# Work to be completed
Find every line in the records below that holds the word "Collection" and copy it.

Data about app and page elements
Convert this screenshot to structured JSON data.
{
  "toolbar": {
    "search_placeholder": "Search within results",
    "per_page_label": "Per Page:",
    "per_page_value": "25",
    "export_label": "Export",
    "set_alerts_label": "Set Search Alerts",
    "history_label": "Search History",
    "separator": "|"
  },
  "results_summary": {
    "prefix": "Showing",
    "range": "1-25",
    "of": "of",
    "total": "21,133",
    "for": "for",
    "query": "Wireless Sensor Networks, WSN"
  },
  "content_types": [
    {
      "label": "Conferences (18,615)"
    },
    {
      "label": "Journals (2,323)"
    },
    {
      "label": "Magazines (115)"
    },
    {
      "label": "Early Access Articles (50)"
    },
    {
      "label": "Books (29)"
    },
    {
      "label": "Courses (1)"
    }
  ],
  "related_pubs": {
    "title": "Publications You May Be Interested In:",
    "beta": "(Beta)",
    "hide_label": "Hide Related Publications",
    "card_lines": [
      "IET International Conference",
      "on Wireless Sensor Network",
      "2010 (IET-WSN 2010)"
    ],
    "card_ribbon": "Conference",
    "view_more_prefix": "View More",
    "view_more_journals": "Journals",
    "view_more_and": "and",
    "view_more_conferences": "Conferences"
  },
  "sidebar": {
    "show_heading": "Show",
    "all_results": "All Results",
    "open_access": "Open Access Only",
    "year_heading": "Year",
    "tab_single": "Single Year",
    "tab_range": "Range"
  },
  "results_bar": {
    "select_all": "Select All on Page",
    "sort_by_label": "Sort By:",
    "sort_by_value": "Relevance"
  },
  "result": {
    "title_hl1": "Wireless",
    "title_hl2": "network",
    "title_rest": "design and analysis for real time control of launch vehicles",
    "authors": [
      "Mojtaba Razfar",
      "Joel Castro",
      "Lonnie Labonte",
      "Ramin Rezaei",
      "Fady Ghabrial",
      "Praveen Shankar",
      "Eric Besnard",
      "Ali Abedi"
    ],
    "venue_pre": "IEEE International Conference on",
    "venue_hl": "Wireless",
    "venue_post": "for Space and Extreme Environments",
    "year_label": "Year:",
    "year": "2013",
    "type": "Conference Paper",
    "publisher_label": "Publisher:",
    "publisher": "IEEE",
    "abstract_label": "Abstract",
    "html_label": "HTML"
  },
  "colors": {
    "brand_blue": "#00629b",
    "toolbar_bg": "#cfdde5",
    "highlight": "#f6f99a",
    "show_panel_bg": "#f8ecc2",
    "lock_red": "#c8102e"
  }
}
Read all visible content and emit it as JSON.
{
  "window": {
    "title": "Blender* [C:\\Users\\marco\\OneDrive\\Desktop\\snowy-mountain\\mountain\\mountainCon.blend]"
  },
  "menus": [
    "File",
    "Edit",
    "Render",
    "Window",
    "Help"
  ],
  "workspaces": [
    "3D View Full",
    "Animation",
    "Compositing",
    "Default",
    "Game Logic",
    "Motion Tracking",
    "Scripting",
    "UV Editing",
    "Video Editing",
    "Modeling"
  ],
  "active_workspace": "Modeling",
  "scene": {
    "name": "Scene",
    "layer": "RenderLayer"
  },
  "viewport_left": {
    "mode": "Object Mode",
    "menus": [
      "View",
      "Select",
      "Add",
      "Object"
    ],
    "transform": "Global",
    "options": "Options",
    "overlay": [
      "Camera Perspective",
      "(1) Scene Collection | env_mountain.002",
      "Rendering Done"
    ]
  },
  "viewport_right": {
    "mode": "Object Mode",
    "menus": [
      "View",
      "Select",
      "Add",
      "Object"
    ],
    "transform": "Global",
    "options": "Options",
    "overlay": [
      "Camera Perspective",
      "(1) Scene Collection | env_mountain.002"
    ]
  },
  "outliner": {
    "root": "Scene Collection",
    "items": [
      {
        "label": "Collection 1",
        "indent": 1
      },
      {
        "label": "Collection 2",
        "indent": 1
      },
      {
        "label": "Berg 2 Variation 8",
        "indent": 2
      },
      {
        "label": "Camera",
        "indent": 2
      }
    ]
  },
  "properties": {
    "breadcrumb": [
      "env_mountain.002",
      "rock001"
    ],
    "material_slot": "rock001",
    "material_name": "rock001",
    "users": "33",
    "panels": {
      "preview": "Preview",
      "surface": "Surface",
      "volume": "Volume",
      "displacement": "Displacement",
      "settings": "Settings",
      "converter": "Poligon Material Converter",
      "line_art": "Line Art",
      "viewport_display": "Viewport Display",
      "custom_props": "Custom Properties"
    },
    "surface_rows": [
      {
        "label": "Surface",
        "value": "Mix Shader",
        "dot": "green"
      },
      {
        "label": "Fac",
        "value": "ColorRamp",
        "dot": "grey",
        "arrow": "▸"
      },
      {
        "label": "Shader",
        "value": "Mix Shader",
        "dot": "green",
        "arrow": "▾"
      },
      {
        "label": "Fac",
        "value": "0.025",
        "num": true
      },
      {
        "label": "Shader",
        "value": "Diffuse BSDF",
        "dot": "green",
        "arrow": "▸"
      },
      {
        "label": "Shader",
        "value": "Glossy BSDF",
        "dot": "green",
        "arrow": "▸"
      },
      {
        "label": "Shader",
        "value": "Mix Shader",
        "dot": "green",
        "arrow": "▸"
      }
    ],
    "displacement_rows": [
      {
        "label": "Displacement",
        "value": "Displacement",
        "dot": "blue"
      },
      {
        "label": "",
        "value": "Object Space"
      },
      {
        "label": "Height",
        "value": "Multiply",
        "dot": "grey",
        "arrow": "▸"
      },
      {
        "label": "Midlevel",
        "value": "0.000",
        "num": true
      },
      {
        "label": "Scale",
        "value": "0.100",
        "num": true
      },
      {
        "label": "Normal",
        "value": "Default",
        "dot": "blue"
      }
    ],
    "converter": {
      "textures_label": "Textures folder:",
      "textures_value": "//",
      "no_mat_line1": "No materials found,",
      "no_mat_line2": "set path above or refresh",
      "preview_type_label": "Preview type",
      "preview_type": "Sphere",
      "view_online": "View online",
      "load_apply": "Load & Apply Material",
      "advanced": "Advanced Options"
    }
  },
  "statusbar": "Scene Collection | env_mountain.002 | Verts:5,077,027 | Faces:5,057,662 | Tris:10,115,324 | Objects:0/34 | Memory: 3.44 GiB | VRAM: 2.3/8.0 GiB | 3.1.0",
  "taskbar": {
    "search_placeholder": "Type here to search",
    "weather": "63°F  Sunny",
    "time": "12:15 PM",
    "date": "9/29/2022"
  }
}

# Solution for this task
      "(1) Scene Collection | env_mountain.002",
      "(1) Scene Collection | env_mountain.002"
    "root": "Scene Collection",
        "label": "Collection 1",
        "label": "Collection 2",
  "statusbar": "Scene Collection | env_mountain.002 | Verts:5,077,027 | Faces:5,057,662 | Tris:10,115,324 | Objects:0/34 | Memory: 3.44 GiB | VRAM: 2.3/8.0 GiB | 3.1.0",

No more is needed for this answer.